Work task: Every line that contains the word "data" should be copied from the records below.

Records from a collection
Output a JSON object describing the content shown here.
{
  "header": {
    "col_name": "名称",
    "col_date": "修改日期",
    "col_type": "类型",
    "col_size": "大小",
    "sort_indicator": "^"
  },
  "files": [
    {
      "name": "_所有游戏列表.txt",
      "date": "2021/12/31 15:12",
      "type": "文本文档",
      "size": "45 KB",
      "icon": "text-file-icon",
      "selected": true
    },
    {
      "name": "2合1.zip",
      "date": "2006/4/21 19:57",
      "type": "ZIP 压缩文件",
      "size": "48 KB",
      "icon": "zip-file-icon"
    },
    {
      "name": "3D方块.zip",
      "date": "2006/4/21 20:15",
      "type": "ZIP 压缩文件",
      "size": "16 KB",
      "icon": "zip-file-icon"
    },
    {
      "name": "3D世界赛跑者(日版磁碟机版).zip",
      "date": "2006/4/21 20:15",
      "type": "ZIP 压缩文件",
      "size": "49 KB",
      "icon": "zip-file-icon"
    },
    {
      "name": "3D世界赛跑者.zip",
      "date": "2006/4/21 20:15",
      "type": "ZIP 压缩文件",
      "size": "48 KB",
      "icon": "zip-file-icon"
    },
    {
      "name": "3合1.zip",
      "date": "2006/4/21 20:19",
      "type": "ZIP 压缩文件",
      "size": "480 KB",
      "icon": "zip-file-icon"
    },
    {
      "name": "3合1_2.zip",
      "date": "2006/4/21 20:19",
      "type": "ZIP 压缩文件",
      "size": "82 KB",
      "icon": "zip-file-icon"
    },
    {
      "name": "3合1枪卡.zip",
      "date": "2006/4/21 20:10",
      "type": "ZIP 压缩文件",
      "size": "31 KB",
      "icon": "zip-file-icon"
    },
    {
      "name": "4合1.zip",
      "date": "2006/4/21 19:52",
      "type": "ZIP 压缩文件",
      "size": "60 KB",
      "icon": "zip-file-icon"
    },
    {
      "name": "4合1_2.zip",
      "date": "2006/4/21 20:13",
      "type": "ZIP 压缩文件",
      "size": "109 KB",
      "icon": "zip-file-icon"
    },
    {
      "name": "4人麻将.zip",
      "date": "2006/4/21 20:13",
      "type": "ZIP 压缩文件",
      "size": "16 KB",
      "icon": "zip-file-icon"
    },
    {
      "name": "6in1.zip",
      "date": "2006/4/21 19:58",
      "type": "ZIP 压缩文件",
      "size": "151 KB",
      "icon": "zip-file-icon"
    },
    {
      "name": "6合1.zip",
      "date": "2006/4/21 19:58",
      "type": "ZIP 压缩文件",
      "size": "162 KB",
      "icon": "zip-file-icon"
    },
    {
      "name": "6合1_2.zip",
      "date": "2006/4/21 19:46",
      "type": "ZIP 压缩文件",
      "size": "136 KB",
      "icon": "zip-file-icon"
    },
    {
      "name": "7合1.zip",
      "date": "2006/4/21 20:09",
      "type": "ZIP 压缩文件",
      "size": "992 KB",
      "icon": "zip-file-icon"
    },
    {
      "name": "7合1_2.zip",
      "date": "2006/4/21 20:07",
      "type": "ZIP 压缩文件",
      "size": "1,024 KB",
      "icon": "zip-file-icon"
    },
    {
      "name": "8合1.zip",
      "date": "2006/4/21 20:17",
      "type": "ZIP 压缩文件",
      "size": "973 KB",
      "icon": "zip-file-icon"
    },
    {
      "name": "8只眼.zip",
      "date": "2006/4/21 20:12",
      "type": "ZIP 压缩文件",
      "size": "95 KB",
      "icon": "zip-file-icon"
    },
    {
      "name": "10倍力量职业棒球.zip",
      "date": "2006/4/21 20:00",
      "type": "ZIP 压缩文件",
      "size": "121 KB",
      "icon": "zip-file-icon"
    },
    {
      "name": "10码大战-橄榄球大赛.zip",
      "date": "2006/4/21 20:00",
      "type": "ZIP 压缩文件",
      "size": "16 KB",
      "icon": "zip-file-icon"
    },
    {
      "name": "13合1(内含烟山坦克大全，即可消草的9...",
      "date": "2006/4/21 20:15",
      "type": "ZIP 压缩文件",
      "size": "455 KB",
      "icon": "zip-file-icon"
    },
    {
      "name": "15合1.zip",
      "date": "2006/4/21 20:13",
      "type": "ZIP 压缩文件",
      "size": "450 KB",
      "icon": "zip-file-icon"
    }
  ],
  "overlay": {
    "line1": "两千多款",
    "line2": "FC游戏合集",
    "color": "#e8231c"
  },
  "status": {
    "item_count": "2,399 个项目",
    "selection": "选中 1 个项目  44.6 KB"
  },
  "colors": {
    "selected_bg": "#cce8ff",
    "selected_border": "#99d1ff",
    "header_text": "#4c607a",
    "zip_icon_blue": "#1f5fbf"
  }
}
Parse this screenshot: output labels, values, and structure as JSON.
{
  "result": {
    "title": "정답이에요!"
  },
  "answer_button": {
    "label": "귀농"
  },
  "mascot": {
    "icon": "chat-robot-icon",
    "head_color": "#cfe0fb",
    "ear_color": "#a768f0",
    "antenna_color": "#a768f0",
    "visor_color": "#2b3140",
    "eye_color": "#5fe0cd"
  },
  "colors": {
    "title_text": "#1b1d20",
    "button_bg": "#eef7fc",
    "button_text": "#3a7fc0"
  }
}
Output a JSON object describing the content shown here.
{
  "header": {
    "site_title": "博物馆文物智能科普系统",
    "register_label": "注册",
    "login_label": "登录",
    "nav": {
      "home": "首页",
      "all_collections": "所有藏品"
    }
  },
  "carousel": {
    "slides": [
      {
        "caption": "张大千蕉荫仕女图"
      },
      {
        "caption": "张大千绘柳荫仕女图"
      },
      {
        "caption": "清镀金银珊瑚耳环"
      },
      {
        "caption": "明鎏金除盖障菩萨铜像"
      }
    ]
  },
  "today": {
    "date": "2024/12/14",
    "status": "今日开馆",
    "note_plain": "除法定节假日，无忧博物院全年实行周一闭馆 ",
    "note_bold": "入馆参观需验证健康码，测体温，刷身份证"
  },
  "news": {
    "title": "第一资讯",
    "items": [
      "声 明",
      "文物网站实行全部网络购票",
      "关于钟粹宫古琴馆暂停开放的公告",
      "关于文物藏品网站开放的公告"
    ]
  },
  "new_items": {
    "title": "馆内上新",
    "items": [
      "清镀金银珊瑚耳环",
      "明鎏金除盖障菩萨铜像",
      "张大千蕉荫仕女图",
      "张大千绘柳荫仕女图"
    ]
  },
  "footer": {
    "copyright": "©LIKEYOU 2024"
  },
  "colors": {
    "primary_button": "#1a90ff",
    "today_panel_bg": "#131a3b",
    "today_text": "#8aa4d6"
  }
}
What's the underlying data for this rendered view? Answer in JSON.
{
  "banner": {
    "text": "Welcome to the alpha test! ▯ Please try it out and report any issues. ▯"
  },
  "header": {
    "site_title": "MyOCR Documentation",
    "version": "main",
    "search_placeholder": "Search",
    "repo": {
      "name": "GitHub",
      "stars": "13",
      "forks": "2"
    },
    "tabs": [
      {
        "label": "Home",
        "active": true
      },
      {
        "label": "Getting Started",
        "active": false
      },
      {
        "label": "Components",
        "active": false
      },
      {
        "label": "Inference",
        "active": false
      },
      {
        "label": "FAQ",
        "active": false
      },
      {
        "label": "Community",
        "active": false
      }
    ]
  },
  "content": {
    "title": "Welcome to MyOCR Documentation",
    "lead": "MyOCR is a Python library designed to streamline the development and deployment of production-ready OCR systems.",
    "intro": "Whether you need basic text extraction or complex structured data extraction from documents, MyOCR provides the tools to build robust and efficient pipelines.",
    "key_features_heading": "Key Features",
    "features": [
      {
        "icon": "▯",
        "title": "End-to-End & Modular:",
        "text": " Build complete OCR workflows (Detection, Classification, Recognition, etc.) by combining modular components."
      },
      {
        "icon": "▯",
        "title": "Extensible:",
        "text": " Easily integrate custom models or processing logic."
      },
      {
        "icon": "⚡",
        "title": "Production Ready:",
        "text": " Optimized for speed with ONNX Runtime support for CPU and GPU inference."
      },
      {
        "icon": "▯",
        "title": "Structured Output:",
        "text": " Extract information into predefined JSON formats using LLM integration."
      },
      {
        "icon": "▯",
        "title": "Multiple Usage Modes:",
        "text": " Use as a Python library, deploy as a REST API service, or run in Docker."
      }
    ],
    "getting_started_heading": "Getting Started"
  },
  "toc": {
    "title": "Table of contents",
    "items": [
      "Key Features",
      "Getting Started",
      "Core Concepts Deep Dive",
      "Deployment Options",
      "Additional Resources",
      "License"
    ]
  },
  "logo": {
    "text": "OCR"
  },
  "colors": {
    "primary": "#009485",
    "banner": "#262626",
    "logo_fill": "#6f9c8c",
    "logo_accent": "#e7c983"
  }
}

Exercise response:
What's the underlying data for this rendered view? Answer in JSON.
    "intro": "Whether you need basic text extraction or complex structured data extraction from documents, MyOCR provides the tools to build robust and efficient pipelines.",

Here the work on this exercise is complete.